Solitary sclerosis: progressive myelopathy from solitary demyelinating lesion. A new entity?

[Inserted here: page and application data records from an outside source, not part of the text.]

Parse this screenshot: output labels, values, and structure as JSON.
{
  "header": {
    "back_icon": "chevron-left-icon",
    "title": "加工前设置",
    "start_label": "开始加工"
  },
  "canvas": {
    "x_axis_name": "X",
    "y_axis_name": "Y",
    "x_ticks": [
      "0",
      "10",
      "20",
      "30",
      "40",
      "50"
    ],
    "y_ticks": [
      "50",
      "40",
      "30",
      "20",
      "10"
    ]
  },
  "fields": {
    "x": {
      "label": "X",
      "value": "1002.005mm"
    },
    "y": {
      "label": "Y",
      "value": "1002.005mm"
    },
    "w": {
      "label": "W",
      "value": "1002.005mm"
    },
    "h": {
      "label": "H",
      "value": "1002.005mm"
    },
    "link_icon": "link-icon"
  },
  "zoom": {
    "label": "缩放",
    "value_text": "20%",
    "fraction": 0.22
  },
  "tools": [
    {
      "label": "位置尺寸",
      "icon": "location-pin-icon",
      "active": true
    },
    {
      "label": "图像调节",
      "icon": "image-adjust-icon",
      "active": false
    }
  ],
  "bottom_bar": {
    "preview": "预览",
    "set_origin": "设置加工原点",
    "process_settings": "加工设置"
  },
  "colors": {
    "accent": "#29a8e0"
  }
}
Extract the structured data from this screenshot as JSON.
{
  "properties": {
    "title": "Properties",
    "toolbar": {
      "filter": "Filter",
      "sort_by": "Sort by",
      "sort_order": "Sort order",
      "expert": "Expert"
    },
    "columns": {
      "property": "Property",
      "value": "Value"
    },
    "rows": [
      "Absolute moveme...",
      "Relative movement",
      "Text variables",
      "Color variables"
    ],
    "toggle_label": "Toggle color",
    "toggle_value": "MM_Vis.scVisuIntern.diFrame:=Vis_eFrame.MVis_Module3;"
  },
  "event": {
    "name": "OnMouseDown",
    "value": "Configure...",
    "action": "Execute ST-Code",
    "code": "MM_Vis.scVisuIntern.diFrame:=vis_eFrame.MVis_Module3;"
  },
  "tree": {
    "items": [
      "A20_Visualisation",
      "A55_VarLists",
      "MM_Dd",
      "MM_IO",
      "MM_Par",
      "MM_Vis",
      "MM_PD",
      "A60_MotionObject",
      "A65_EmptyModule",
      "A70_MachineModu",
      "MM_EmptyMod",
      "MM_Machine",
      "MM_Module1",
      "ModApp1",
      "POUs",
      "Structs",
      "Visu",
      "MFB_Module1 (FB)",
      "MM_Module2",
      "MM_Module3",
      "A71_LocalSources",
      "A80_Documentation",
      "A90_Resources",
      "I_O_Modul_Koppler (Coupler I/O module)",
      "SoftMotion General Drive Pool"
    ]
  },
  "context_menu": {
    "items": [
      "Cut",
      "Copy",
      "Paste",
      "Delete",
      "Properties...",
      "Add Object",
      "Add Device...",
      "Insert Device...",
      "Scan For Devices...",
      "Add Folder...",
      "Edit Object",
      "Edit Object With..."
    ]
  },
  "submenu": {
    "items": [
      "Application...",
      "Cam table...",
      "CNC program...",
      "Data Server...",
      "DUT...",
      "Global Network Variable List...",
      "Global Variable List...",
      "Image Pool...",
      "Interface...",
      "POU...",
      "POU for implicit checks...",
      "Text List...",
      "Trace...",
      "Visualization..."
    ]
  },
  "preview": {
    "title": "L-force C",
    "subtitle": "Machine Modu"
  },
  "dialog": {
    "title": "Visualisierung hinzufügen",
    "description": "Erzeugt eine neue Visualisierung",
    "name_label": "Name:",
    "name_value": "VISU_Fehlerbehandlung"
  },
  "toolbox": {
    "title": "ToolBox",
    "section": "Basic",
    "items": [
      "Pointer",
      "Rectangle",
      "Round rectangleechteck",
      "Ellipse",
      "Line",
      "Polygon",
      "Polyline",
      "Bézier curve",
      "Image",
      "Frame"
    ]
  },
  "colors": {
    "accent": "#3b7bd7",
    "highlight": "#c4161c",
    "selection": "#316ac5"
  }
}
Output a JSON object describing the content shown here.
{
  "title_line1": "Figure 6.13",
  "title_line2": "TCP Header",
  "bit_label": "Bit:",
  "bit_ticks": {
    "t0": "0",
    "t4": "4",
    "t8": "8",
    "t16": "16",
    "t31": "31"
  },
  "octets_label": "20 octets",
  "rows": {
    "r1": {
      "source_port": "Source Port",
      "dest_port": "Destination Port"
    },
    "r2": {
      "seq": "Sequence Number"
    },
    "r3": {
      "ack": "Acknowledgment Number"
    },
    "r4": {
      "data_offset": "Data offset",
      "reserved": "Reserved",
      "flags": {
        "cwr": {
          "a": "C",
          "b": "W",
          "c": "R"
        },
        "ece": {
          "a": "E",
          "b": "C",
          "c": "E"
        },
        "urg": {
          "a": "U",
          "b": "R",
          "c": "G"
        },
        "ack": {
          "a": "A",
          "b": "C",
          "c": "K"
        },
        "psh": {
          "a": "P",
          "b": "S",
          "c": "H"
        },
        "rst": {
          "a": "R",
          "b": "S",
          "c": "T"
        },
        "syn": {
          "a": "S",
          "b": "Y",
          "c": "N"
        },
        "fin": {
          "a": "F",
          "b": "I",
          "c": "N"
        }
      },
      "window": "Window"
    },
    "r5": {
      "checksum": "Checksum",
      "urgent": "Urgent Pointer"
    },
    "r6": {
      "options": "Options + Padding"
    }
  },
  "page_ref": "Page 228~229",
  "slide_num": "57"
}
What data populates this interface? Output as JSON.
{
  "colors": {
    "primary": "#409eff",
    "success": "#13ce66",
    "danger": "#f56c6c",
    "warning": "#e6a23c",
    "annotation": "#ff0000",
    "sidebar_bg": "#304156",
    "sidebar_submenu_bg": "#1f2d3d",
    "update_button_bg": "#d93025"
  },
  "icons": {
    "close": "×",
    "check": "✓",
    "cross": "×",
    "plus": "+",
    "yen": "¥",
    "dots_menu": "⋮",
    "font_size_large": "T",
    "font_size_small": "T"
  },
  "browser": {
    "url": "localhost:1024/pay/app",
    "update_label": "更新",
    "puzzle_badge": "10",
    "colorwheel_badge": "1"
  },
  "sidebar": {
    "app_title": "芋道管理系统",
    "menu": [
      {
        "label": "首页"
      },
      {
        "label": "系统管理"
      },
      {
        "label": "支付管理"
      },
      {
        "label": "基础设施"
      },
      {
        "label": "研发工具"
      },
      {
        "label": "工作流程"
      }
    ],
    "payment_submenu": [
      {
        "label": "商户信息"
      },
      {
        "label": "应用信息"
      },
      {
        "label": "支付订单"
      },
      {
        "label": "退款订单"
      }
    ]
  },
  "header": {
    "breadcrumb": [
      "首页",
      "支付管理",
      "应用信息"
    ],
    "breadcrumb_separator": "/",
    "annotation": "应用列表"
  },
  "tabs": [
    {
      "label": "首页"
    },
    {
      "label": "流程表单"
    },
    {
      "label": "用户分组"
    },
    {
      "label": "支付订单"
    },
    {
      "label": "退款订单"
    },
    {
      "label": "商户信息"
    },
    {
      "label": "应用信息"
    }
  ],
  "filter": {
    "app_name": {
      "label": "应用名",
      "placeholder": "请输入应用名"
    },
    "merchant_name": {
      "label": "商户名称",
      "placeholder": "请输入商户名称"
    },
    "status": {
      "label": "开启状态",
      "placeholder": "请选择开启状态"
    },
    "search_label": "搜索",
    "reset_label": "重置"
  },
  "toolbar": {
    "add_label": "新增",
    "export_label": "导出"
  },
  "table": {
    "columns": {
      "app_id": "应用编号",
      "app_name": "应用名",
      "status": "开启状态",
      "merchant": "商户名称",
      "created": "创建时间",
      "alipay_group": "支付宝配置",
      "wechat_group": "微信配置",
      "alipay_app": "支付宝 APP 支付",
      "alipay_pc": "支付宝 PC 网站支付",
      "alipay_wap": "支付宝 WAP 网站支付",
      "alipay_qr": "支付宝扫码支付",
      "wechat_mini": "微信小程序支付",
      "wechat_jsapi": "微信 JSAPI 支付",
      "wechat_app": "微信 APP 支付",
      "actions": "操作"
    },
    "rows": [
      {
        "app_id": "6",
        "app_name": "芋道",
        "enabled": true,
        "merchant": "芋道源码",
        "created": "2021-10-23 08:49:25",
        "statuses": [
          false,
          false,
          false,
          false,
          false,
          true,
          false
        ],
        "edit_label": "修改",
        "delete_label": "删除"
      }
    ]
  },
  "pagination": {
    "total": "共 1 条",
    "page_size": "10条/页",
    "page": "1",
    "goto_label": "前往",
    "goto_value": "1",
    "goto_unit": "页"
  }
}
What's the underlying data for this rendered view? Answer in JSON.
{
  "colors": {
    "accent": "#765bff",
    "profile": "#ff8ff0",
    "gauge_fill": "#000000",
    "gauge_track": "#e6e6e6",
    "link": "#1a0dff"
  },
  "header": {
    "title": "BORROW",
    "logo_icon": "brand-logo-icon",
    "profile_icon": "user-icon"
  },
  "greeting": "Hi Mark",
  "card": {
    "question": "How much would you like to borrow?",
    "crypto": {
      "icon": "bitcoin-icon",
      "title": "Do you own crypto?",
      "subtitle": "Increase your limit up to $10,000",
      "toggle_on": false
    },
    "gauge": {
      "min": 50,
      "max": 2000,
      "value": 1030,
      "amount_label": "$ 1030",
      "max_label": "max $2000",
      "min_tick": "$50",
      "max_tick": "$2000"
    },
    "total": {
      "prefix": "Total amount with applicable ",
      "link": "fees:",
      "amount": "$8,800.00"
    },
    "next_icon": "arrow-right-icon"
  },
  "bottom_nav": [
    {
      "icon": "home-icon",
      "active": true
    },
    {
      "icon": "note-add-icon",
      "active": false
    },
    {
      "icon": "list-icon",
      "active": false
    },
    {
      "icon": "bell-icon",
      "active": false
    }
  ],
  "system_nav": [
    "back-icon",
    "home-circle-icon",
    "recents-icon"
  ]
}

@article{Ayrignac2013SolitarySP,
  title={Solitary sclerosis: progressive myelopathy from solitary demyelinating lesion. A new entity?},
  author={Xavier Ayrignac and Clarisse Carra-Dalli{\`e}re and Pascale Homeyer and Pierre Labauge},
  journal={Acta Neurologica Belgica},
  year={2013},
  volume={113},
  pages={533-534}
}
Primary and secondary progressive multiple sclerosis (MS) results in an increasing neurologic deficit. In the context of steady progression of neurologic disability, cerebral and spinal cord MRI usually allow the diagnosis when they show evidence of dissemination in space [1]. Recently, Schmalstieg et al. [2] described 7 patients with progressive myelopathy related to a solitary demyelinating lesion within the brainstem or upper cervical spinal cord. 
Progressive solitary sclerosis: isolated lesion, progressive deficits Esclerose solitária progressiva: lesão única, défices progressivos
TLDR
A woman presented with an isolated intrinsic cord lesion which led to a progressive left lower limb motor deficit, illustrating a clinic-radiological paradox, and its etiology is still unknown.
Pattern Recognition of the Multiple Sclerosis Syndrome
TLDR
Clinicians’ awareness of the clinical nuances of the autoimmune conditions for MS and NMSOD are increased, and highly suggestive patterns of clinical, paraclinical or imaging presentations are highlighted in order to improve differentiation.
Vitamin K cream reduces reactions at the injection site in patients with relapsing–remitting multiple sclerosis treated with subcutaneous interferon beta – VIKING study
TLDR
Topical vitamin K seems to be useful to prevent, or at least to reduce, the development of burning sensations in patients with multiple sclerosis.
A Case Report of Solitary Sclerosis: This is Really Multiple Sclerosis
TLDR
The case of a 40-year-old patient treated for more than 2 years with high doses of biotin (CERENDAY®) for progressive symptoms of solitary sclerosis, who presented asymptomatic new T2 white matter lesions on brain magnetic resonance imaging (MRI).
Solitary sclerosis: Experience from three French tertiary care centres
TLDR
In all cases, the paraclinical investigations exclu-ded all potential differential diagnoses and Neuro-myelitis optica antibodies were negative for all patients.
Solitary sclerosis: Progressive neurological deficit from a spatially isolated demyelinating lesion: A further report
TLDR
Clinicians should be aware of such a diagnosis, to avoid invasive and often harmful tests particularly biopsies, and aware of the risks of misdiagnosing solitary demyelinating lesions.

References

SHOWING 1-3 OF 3 REFERENCES
Solitary sclerosis
TLDR
Deyelinating disease should be in the differential diagnosis of progressive myelopathy despite absence of dissemination in space, and Solitary demyelinating lesions may produce a progressiveMyelopathy similar to primary progressive MS.
Diagnostic criteria for multiple sclerosis: 2010 Revisions to the McDonald criteria
TLDR
These revisions simplify the McDonald Criteria, preserve their diagnostic sensitivity and specificity, address their applicability across populations, and may allow earlier diagnosis and more uniform and widespread use.
Fig. 1 MRI performed 5 years after the onset of the disease. It shows the ventral cervicomedullary hyperintensity on axial T2 (a), sagittal T2 (b), and sagittal FLAIR MRI (c)
  • Fig. 1 MRI performed 5 years after the onset of the disease. It shows the ventral cervicomedullary hyperintensity on axial T2 (a), sagittal T2 (b), and sagittal FLAIR MRI (c)